There have been countless players from the Nippon Professional Baseball and the Far East in general that have simply struggled to adapt to Major League Baseball once they reach it. Some find sustained success and become familiar names and everyday players. Then there is Seattle Mariners legend Ichiro Suzuki.
In 2001, Ichiro would make the jump to the majors and not only find success, but would be considered as one of the the greatest all-around players in the world.
In 2001, Seattle Mariners star Ichiro would win the MVP, Rookie of the Year, Gold Glove, a batting title and was an All-Star Selection
He did come into the league at 27 years old with nine years of NPB experience. While Japanese baseball has plenty of talent and is highly competitive, there is still a talent gap between the two leagues. Likewise, he was having to deal with lifestyle changes and a language barrier. He certainly was a rookie on the other side of the world.
Watching Ichiro captivate the league with his unorthodox stance and iconic running swing at the time was so fresh to witness. Not only was it different, but he was owning the league doing it.
In hindsight, it’s fascinating to see the bigger picture of Ichiro’s career knowing that his first year wasn’t an anomaly. He would end up doing this in the MLB for the next decade and then some.
To add to the legend of Ichiro’s performance in his first year in MLB, the Mariners would win a historic 116 games. He was the main difference, the catalyst of their offensive attack. No one had fingerprints all over those wins more than Ichiro.
Although he is best known for his legendary pure hitting, he would also be equally as impressive in the field. He became known for having one of the best outfield arms in baseball history. Combined with impeccable range factor and flyball route efficiency, Ichiro was a sight to behold in right field as well. In the 152 games played in right field, logging 1300+ innings, Ichiro would commit just one error.
A paragraph won’t do Ichiro’s offensive numbers that year justice. He was so good that year that a list has to be made: (Bold indicates led Majors)
- .350 Batting Average
- 8 HRs
- 69 RBIs
- 242 Hits
- 56 Stolen Bases
- .838 OPS
- At Bats (692) and Plate Appearances (738)
- 127 Runs
- 34 Doubles
- 8 Triples
- 316 Total Bases
Ichiro stuck out 53 times over the course of the season, meaning he had more stolen bases than strikeouts. The sheer amount of baseball he played, combined with his minuscule number of strikeouts, resulted in a staggering 13.1 at bats per strikeout ratio.

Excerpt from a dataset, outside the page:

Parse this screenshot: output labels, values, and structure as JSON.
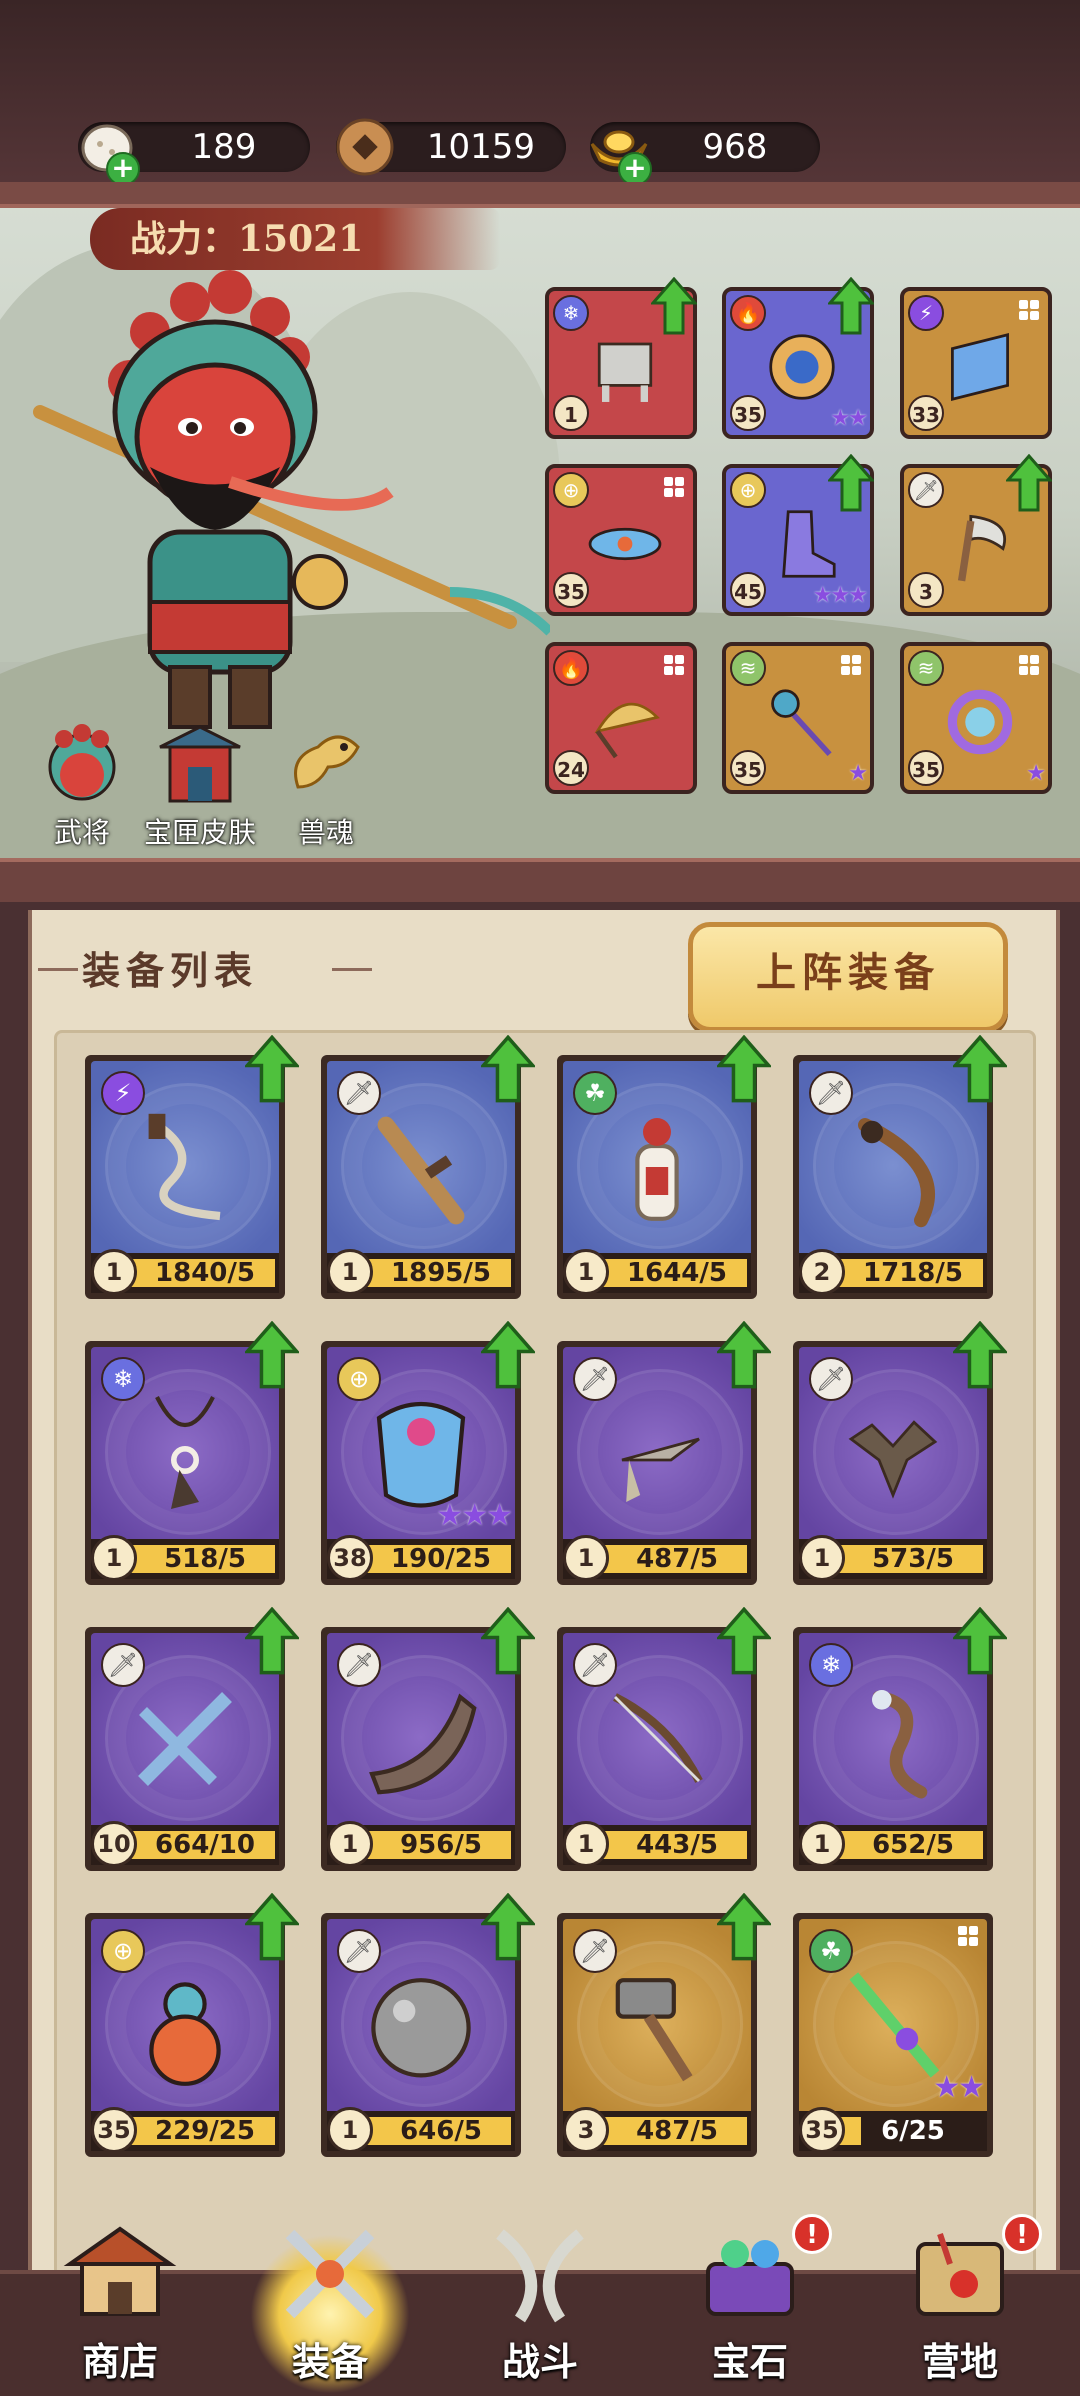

Due to Seattle’s 116 wins, Ichiro found October baseball much easier than others have in their first campaign. His first ever MLB postseason series saw Ichiro catch absolute fire as he was 12 for 20 vs Cleveland in the series without a strikeout.
Perhaps even more powerful than Ichiro’s introductory year to America was the influence he would have on America’s youth. Tons of kids would soon have Ichiro’s poster on their walls, imitating his unique swing, and patterning their game after him. Who else came into the league from the very start and made a bigger impact on the sport? Babe Ruth? Ted Williams? Ty Cobb? Shohei Ohtani? Pretty decent company.
We’re all experiencing and witnessing Ohtani’s immense talent, who also hit the ground running in MLB. While he is a completely different player enticing the league in his own unique way, one can’t help but be reminded of the last time a Japanese player traveled halfway around the world to play baseball better than anyone on the planet. The next unanimous Cooperstown selection might not be such a mystery, and Ichiro didn’t make that decision very hard, from the very start.